Relegated to a lonely corner of the house, Duo is taking shape atop a copy of The Beacon, everyone's favorite collegiate newspaper. . .
Besides getting as many as 7 or 8 coats of polyurethane, some key interfaces get painted in flat black acrylic, including the inside of the finder hood.
And the Polaroid / Roll Film interface. . .
And the back of the front standard, and part of the body. It looks pretty messy, but nobody's ever going to see this part of the camera anyway.
We also add these four little feet on the bottom.
Most of the work on the bellows was also completed. Duo uses two bellows - an inner set and outer set. The outer set is a combination of water-resistant fabric and matte black paper, while the inner set is only paper. The outer set protects the internals of the camera from dust, moisture, and most light intrusion. The inner set shields only the light path of the taking lens. Essentially we end up with two layers that are together impermeable to dust, moisture, and light. Making bellows seems like a daunting task, but is really one that is not all that difficult, given a little bit of practice and patience.
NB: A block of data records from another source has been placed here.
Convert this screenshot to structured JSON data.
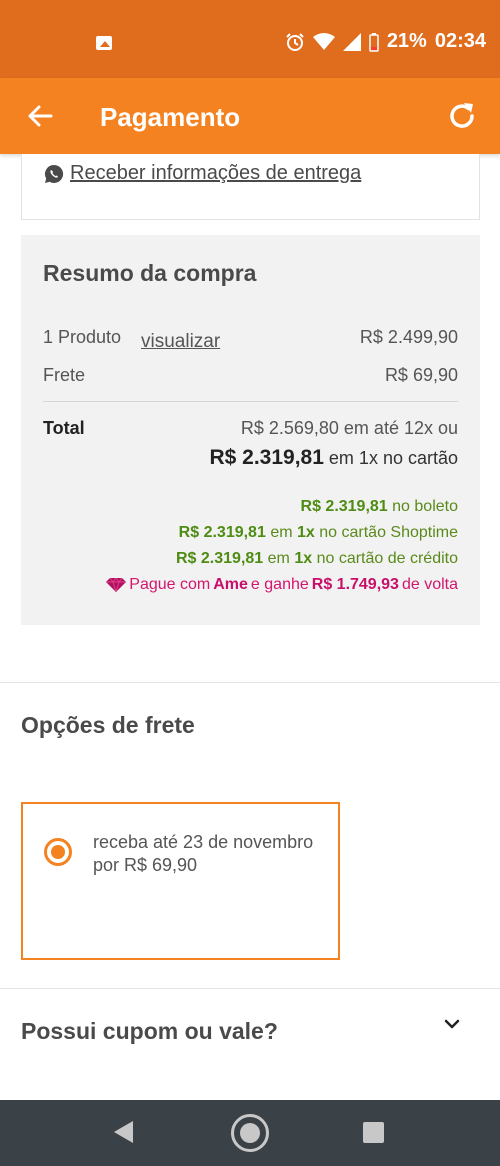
{
  "status_bar": {
    "battery": "21%",
    "time": "02:34",
    "icons": [
      "image-icon",
      "alarm-icon",
      "wifi-icon",
      "signal-icon",
      "battery-low-icon"
    ]
  },
  "app_bar": {
    "title": "Pagamento",
    "back_icon": "arrow-left-icon",
    "refresh_icon": "refresh-icon"
  },
  "delivery_info": {
    "link": "Receber informações de entrega",
    "icon": "whatsapp-icon"
  },
  "summary": {
    "title": "Resumo da compra",
    "produto_label": "1 Produto",
    "produto_link": "visualizar",
    "produto_value": "R$ 2.499,90",
    "frete_label": "Frete",
    "frete_value": "R$ 69,90",
    "total_label": "Total",
    "total_line1": "R$ 2.569,80 em até 12x ou",
    "total_amount": "R$ 2.319,81",
    "total_suffix": "em 1x no cartão",
    "options": {
      "boleto_amount": "R$ 2.319,81",
      "boleto_text": "no boleto",
      "shoptime_amount": "R$ 2.319,81",
      "shoptime_mid": "em",
      "shoptime_times": "1x",
      "shoptime_text": "no cartão Shoptime",
      "credito_amount": "R$ 2.319,81",
      "credito_mid": "em",
      "credito_times": "1x",
      "credito_text": "no cartão de crédito",
      "ame_prefix": "Pague com",
      "ame_brand": "Ame",
      "ame_mid": "e ganhe",
      "ame_amount": "R$ 1.749,93",
      "ame_suffix": "de volta"
    },
    "colors": {
      "green": "#4e8c13",
      "pink": "#c8106a"
    }
  },
  "frete": {
    "title": "Opções de frete",
    "option_text": "receba até 23 de novembro por R$ 69,90",
    "selected": true
  },
  "cupom": {
    "title": "Possui cupom ou vale?",
    "icon": "chevron-down-icon"
  },
  "theme": {
    "primary": "#f58220",
    "status": "#e06c1e"
  }
}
Here we have some heavy black paper (4" x 20.75" and about 110-130GSM). I've scored the paper by drawing a pattern on it with a regular mechanical pencil. The pattern will be included in the kit.
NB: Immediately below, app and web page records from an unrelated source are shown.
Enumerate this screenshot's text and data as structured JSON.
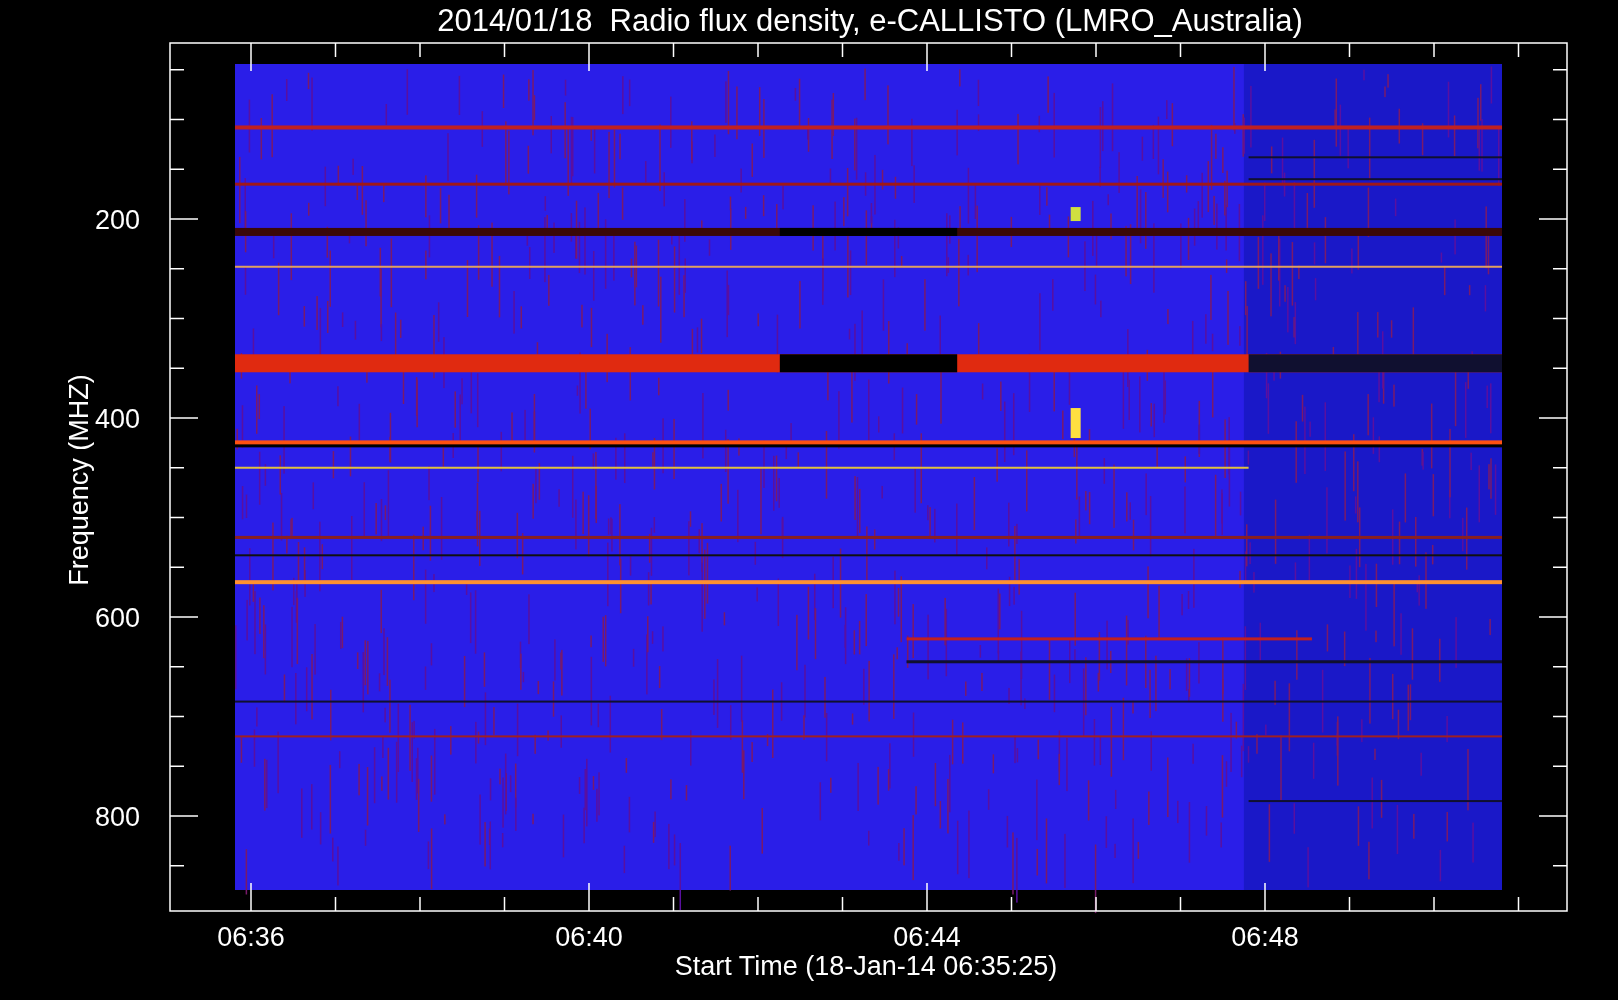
{
  "title": "2014/01/18  Radio flux density, e-CALLISTO (LMRO_Australia)",
  "y_axis": {
    "label": "Frequency (MHZ)",
    "ticks": [
      "200",
      "400",
      "600",
      "800"
    ]
  },
  "x_axis": {
    "label": "Start Time (18-Jan-14 06:35:25)",
    "ticks": [
      "06:36",
      "06:40",
      "06:44",
      "06:48"
    ]
  }
}
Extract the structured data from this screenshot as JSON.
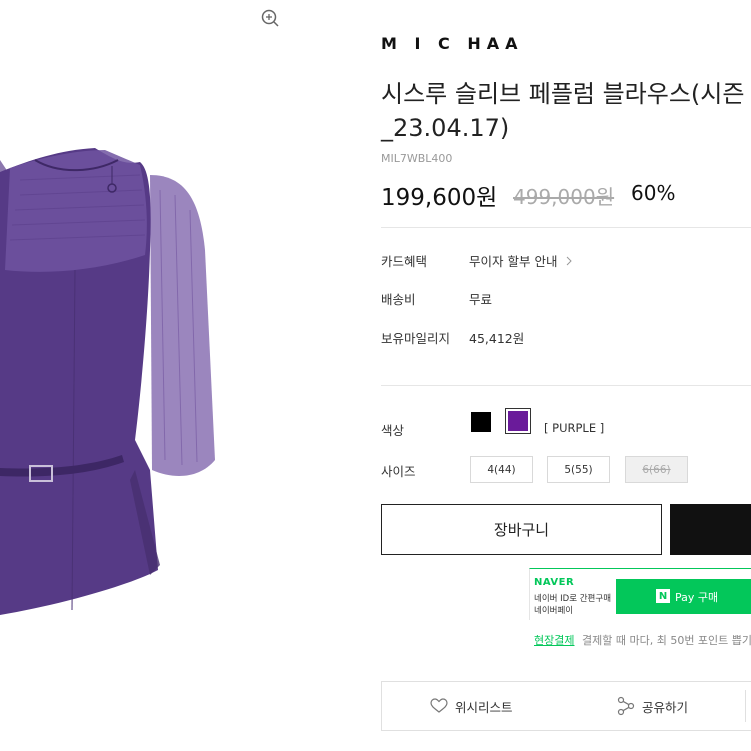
{
  "product": {
    "brand": "M I C HAA",
    "title_line1": "시스루 슬리브 페플럼 블라우스(시즌",
    "title_line2": "_23.04.17)",
    "model_code": "MIL7WBL400",
    "sale_price": "199,600원",
    "original_price": "499,000원",
    "discount": "60%",
    "garment_color": "#5b3d8c"
  },
  "info": {
    "card_label": "카드혜택",
    "card_value": "무이자 할부 안내",
    "shipping_label": "배송비",
    "shipping_value": "무료",
    "mileage_label": "보유마일리지",
    "mileage_value": "45,412원"
  },
  "options": {
    "color_label": "색상",
    "swatches": [
      {
        "name": "black",
        "color": "#000000"
      },
      {
        "name": "purple",
        "color": "#6a1b9a"
      }
    ],
    "selected_color": "[ PURPLE ]",
    "size_label": "사이즈",
    "sizes": [
      {
        "label": "4(44)",
        "available": true
      },
      {
        "label": "5(55)",
        "available": true
      },
      {
        "label": "6(66)",
        "available": false
      }
    ]
  },
  "buttons": {
    "cart": "장바구니"
  },
  "naver": {
    "logo": "NAVER",
    "desc1": "네이버 ID로 간편구매",
    "desc2": "네이버페이",
    "npay_badge": "N",
    "npay_label": "Pay 구매",
    "point_link": "현장결제",
    "point_text": "결제할 때 마다, 최 50번 포인트 쁩기",
    "brand_color": "#03c75a"
  },
  "actions": {
    "wishlist": "위시리스트",
    "share": "공유하기"
  },
  "icons": [
    "zoom-in-icon",
    "chevron-right-icon",
    "heart-icon",
    "share-icon"
  ]
}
Then we fold it up! No gluing yet. This took about 15 minutes (or less than one episode of The Daily Show). I'll post a video on folding bellows.
Here's what it looks like from the side. We want the creases to be very well defined.
Next we flatten the paper and glue on our fabric, in this case navy blue water resistant fabric. Three of the edges get folded over onto the backside, as shown above. I use "3M Super 77" spray glue to adhere the fabric to the paper, then do the overlap with regular white glue. It helps to put some pressure on the fabric while waiting for the glue to cure, so I used a stack of textbooks for that.
Then we glue the two ends together. Again, clamping force and patience is key. I waited overnight for this glue joint to cure.
Folded up again. Having the paper creased before gluing it to the fabric helps keep the bellows looking nice and sharp. There's a few stray threads and glue marks around the ends, but they get glued to the front standard and body - so no need to fret.
And here's how it fits on the camera (no glue yet). To get the bellows as flat and sharply creased as possible, I leave it under a stack of ten-or-so textbooks for a few hours.
Okay, now for round two! This time we have twice the number of folds, at half the width - so a little more time consuming this time. We start by drawing the horizontal lines, 1/4" apart.
Then the vertical lines, at intervals defined by a pattern.
We start to add diagonal lines, alternating each time.
Finished! Now we cut it out and fold it up.
Well, that escalated quickly. Again, we'll stick it under a stack of books to flatten it out.